What you need to do:
Repeat the listing that follows exactly. Pictures are not part of the copy.

#####

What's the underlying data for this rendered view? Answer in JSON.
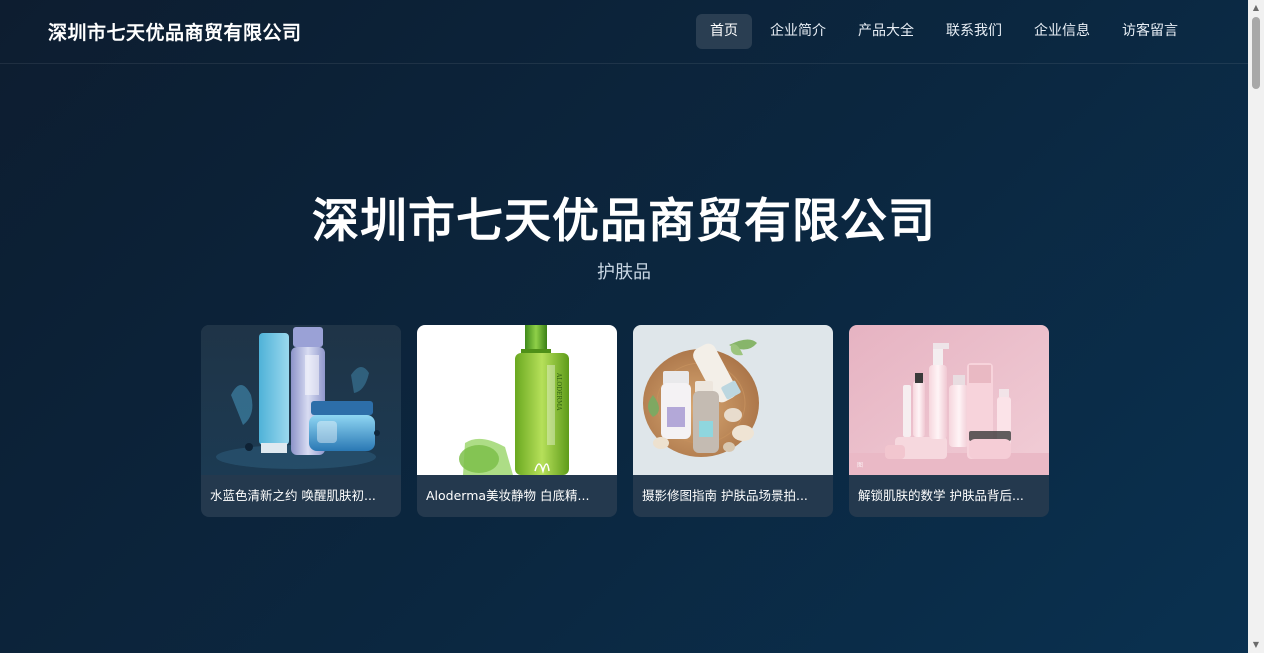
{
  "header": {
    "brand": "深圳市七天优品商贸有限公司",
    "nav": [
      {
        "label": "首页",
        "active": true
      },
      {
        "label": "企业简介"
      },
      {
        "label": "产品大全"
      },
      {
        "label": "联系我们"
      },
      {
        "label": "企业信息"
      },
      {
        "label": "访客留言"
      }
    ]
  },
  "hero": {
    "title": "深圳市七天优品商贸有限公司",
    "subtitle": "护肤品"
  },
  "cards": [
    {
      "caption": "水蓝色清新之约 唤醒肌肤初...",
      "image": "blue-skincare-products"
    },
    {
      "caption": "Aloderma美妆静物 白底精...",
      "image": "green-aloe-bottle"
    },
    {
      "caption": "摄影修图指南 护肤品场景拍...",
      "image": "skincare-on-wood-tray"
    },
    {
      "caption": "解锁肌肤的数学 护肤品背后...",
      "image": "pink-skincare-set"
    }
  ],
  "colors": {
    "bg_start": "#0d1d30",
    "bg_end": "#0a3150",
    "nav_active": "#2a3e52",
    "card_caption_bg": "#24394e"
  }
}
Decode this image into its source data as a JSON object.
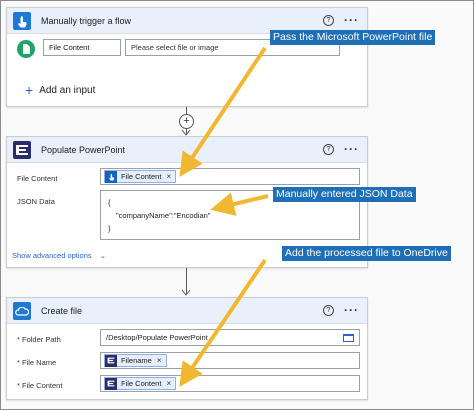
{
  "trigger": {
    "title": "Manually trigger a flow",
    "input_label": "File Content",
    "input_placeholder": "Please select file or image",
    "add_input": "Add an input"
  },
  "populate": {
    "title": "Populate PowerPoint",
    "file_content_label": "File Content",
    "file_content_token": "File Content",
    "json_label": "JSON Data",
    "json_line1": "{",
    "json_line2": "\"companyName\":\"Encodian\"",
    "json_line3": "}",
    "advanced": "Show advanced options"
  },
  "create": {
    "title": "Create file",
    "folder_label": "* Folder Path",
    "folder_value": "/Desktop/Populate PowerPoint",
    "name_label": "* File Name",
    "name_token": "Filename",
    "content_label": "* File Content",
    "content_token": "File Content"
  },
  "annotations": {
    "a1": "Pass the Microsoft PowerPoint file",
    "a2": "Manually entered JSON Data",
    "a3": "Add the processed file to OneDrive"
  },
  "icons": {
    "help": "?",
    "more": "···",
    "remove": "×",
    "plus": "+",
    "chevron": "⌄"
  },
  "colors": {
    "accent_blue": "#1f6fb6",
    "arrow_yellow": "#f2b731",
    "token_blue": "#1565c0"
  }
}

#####

Answer section:
What's the underlying data for this rendered view? Answer in JSON.
{
  "header": {
    "brand": "深圳市七天优品商贸有限公司",
    "nav": [
      {
        "label": "首页",
        "active": true
      },
      {
        "label": "企业简介"
      },
      {
        "label": "产品大全"
      },
      {
        "label": "联系我们"
      },
      {
        "label": "企业信息"
      },
      {
        "label": "访客留言"
      }
    ]
  },
  "hero": {
    "title": "深圳市七天优品商贸有限公司",
    "subtitle": "护肤品"
  },
  "cards": [
    {
      "caption": "水蓝色清新之约 唤醒肌肤初...",
      "image": "blue-skincare-products"
    },
    {
      "caption": "Aloderma美妆静物 白底精...",
      "image": "green-aloe-bottle"
    },
    {
      "caption": "摄影修图指南 护肤品场景拍...",
      "image": "skincare-on-wood-tray"
    },
    {
      "caption": "解锁肌肤的数学 护肤品背后...",
      "image": "pink-skincare-set"
    }
  ],
  "colors": {
    "bg_start": "#0d1d30",
    "bg_end": "#0a3150",
    "nav_active": "#2a3e52",
    "card_caption_bg": "#24394e"
  }
}
Decode this image into its source data as a JSON object.
{
  "trigger": {
    "title": "Manually trigger a flow",
    "input_label": "File Content",
    "input_placeholder": "Please select file or image",
    "add_input": "Add an input"
  },
  "populate": {
    "title": "Populate PowerPoint",
    "file_content_label": "File Content",
    "file_content_token": "File Content",
    "json_label": "JSON Data",
    "json_line1": "{",
    "json_line2": "\"companyName\":\"Encodian\"",
    "json_line3": "}",
    "advanced": "Show advanced options"
  },
  "create": {
    "title": "Create file",
    "folder_label": "* Folder Path",
    "folder_value": "/Desktop/Populate PowerPoint",
    "name_label": "* File Name",
    "name_token": "Filename",
    "content_label": "* File Content",
    "content_token": "File Content"
  },
  "annotations": {
    "a1": "Pass the Microsoft PowerPoint file",
    "a2": "Manually entered JSON Data",
    "a3": "Add the processed file to OneDrive"
  },
  "icons": {
    "help": "?",
    "more": "···",
    "remove": "×",
    "plus": "+",
    "chevron": "⌄"
  },
  "colors": {
    "accent_blue": "#1f6fb6",
    "arrow_yellow": "#f2b731",
    "token_blue": "#1565c0"
  }
}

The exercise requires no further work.